One idea that’s starting to bubble up from Silicon Valley is the concept of crowdsourcing cybersecurity. As Silicon Valley venture capitalist Robert R. Ackerman, Jr. has pointed out, due to “the interconnectedness of our society in cyberspace,” cyber networks are best viewed as an asset that we all have a shared responsibility to protect. Push on that concept hard enough and you can see how many of the core ideas from Silicon Valley – crowdsourcing, open source software, social networking, and the creative commons – can all be applied to cybersecurity.

Silicon Valley venture capitalists are already starting to fund companies that describe themselves as crowdsourcing cybersecurity. For example, take Synack, a “crowd security intelligence” company that received $7.5 million in funding from Kleiner Perkins (one of Silicon Valley’s heavyweight venture capital firms), Allegis Ventures, and Google Ventures in 2014. Synack’s two founders are ex-NSA employees, and they are using that experience to inform an entirely new type of business model. Synack recruits and vets a global network of “white hat hackers,” and then offers their services to companies worried about their cyber networks. For a fee, these hackers are able to find and repair any security risks.

So how would crowdsourced national cybersecurity work in practice?

For one, there would be free and transparent sharing of computer code used to detect cyber threats between the government and private sector. In December, the U.S. Army Research Lab added a bit of free source code, a “network forensic analysis network” known as Dshell, to the mega-popular code sharing site GitHub. Already, there have been 100 downloads and more than 2,000 unique visitors. The goal, says William Glodek of the U.S. Army Research Laboratory, is for this shared code to “help facilitate the transition of knowledge and understanding to our partners in academia and industry who face the same problems.”

This open sourcing of cyber defense would be enhanced with a scaled-up program of recruiting “white hat hackers” to become officially part of the government’s cybersecurity efforts.
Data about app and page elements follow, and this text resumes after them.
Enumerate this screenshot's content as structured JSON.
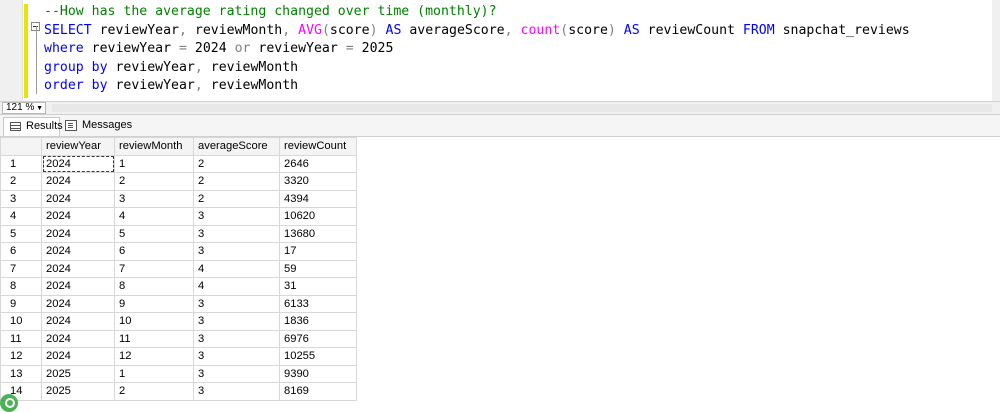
{
  "editor": {
    "lines": [
      [
        {
          "t": "--How has the average rating changed over time (monthly)?",
          "c": "cm"
        }
      ],
      [
        {
          "t": "SELECT",
          "c": "kw"
        },
        {
          "t": " reviewYear"
        },
        {
          "t": ",",
          "c": "op"
        },
        {
          "t": " reviewMonth"
        },
        {
          "t": ",",
          "c": "op"
        },
        {
          "t": " "
        },
        {
          "t": "AVG",
          "c": "fn"
        },
        {
          "t": "(",
          "c": "op"
        },
        {
          "t": "score"
        },
        {
          "t": ")",
          "c": "op"
        },
        {
          "t": " "
        },
        {
          "t": "AS",
          "c": "kw"
        },
        {
          "t": " averageScore"
        },
        {
          "t": ",",
          "c": "op"
        },
        {
          "t": " "
        },
        {
          "t": "count",
          "c": "fn"
        },
        {
          "t": "(",
          "c": "op"
        },
        {
          "t": "score"
        },
        {
          "t": ")",
          "c": "op"
        },
        {
          "t": " "
        },
        {
          "t": "AS",
          "c": "kw"
        },
        {
          "t": " reviewCount "
        },
        {
          "t": "FROM",
          "c": "kw"
        },
        {
          "t": " snapchat_reviews"
        }
      ],
      [
        {
          "t": "where",
          "c": "kw"
        },
        {
          "t": " reviewYear "
        },
        {
          "t": "=",
          "c": "op"
        },
        {
          "t": " 2024 "
        },
        {
          "t": "or",
          "c": "op"
        },
        {
          "t": " reviewYear "
        },
        {
          "t": "=",
          "c": "op"
        },
        {
          "t": " 2025"
        }
      ],
      [
        {
          "t": "group by",
          "c": "kw"
        },
        {
          "t": " reviewYear"
        },
        {
          "t": ",",
          "c": "op"
        },
        {
          "t": " reviewMonth"
        }
      ],
      [
        {
          "t": "order by",
          "c": "kw"
        },
        {
          "t": " reviewYear"
        },
        {
          "t": ",",
          "c": "op"
        },
        {
          "t": " reviewMonth"
        }
      ]
    ]
  },
  "zoom": {
    "value": "121 %"
  },
  "tabs": {
    "results": "Results",
    "messages": "Messages"
  },
  "grid": {
    "columns": [
      "reviewYear",
      "reviewMonth",
      "averageScore",
      "reviewCount"
    ],
    "rows": [
      [
        "1",
        "2024",
        "1",
        "2",
        "2646"
      ],
      [
        "2",
        "2024",
        "2",
        "2",
        "3320"
      ],
      [
        "3",
        "2024",
        "3",
        "2",
        "4394"
      ],
      [
        "4",
        "2024",
        "4",
        "3",
        "10620"
      ],
      [
        "5",
        "2024",
        "5",
        "3",
        "13680"
      ],
      [
        "6",
        "2024",
        "6",
        "3",
        "17"
      ],
      [
        "7",
        "2024",
        "7",
        "4",
        "59"
      ],
      [
        "8",
        "2024",
        "8",
        "4",
        "31"
      ],
      [
        "9",
        "2024",
        "9",
        "3",
        "6133"
      ],
      [
        "10",
        "2024",
        "10",
        "3",
        "1836"
      ],
      [
        "11",
        "2024",
        "11",
        "3",
        "6976"
      ],
      [
        "12",
        "2024",
        "12",
        "3",
        "10255"
      ],
      [
        "13",
        "2025",
        "1",
        "3",
        "9390"
      ],
      [
        "14",
        "2025",
        "2",
        "3",
        "8169"
      ]
    ]
  },
  "colors": {
    "keyword": "#0000ff",
    "function": "#ff00ff",
    "comment": "#008000",
    "operator": "#808080"
  }
}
Popular annual events such as the DEF CON hacking conference could be used to recruit talented cyber sleuths to work alongside the government.

And layered on top of these efforts would be the crowdsourcing of intelligence threats. Here’s where Silicon Valley could play an important role. For example, Threat/Stream is a “community-vetted threat intelligence platform” that bundles together intelligence about emerging cyber threats and then distributes this information to customers. Again, the core idea here is that one organization or agency no longer has the capability to deal with all the threats emerging in cyberspace.
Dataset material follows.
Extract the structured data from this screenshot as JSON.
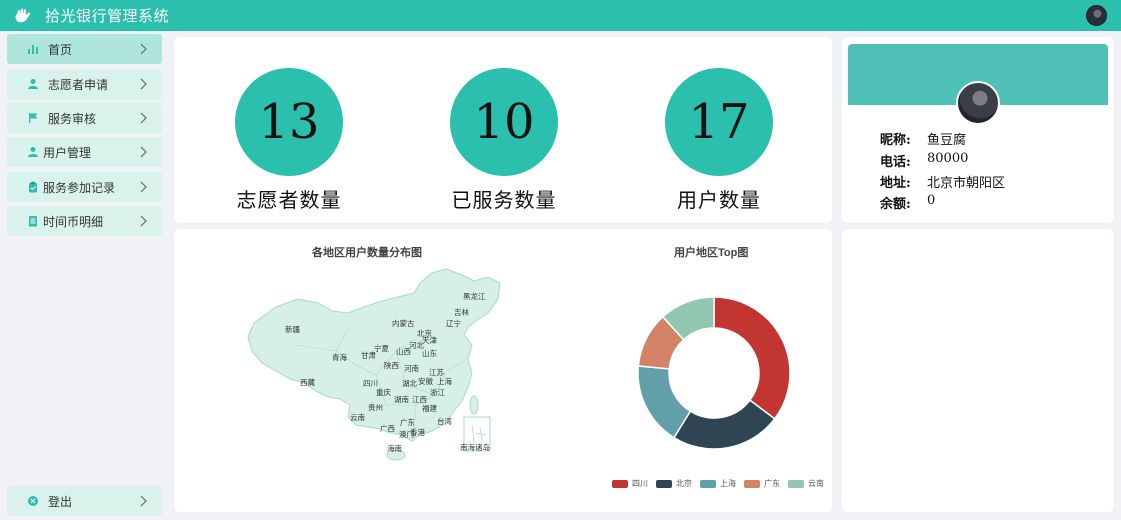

There have already been examples of communities where people facing a common cyber threat gather together to share intelligence. Perhaps the best-known example is the Conficker Working Group, a security coalition that was formed in late 2008 to share intelligence about malicious Conficker malware. Another example is the Financial Services Information Sharing and Analysis Center, which was created by presidential mandate in 1998 to share intelligence about cyber threats to the nation’s financial system.

Of course, there are some drawbacks to this crowdsourcing idea. For one, such a collaborative approach to cybersecurity might open the door to government cyber defenses being infiltrated by the enemy. Ackerman makes the point that you never really know who’s contributing to any community. Even on a site such as Github, it’s theoretically possible that an ISIS hacker or someone like Edward Snowden could download the code, reverse engineer it, and then use it to insert “Trojan Horses” intended for military targets into the code.
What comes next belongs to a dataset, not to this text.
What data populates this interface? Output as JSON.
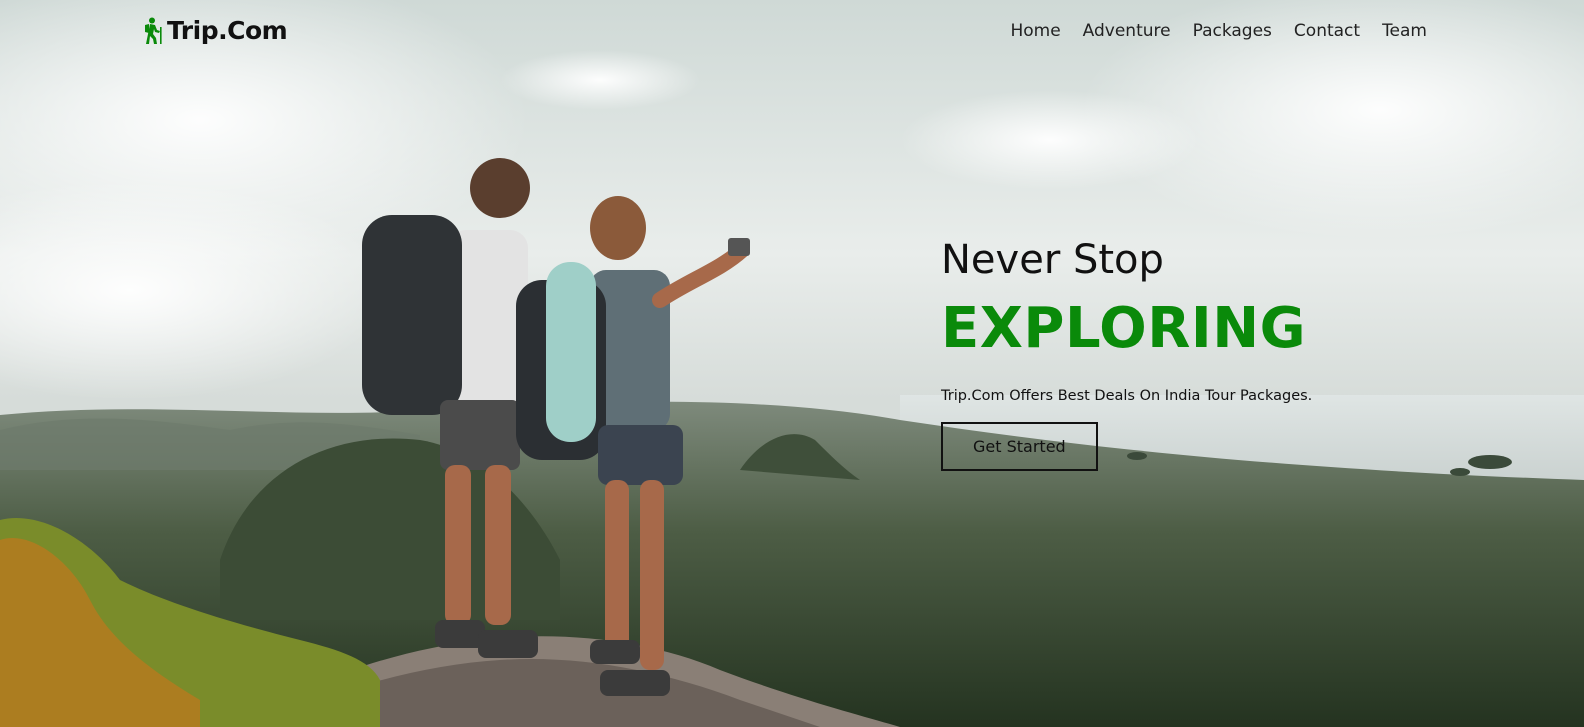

Another very real concern is that the overhang from the NSA spying scandal would make just about anyone a bit circumspect about joining forces with the NSA, even if it’s a matter of national security. Hiring teams of white hat hackers may make sense for corporations such as Sony with billions of dollars at stake, but may not be something taxpayers embrace.

One thing is clear: the future is about more integration between government, military, corporations and the public. It’s not just intelligence about new threats that needs to be shared — it’s access to new code, new tools and new ways of defending against threats. As Glodek of the U.S. Army Research Lab points out, “I want to give back to the cyber community, while increasing collaboration between the Army, the Department of Defense and external partners to improve our ability to detect and understand cyber attacks.”

So think big, really big. Obama’s directive to Congress to come up with new cybersecurity legislation could open the door to unique crowdsourcing initiatives. Similar to the SETI Live project, which got astronomy enthusiasts to use their computers to help search for intelligent life in the vast universe, the government could get cybersecurity enthusiasts to use their computers to help search for malware in the equally vast cyber universe. When a project is just too big or too complex, the crowd can play an important role.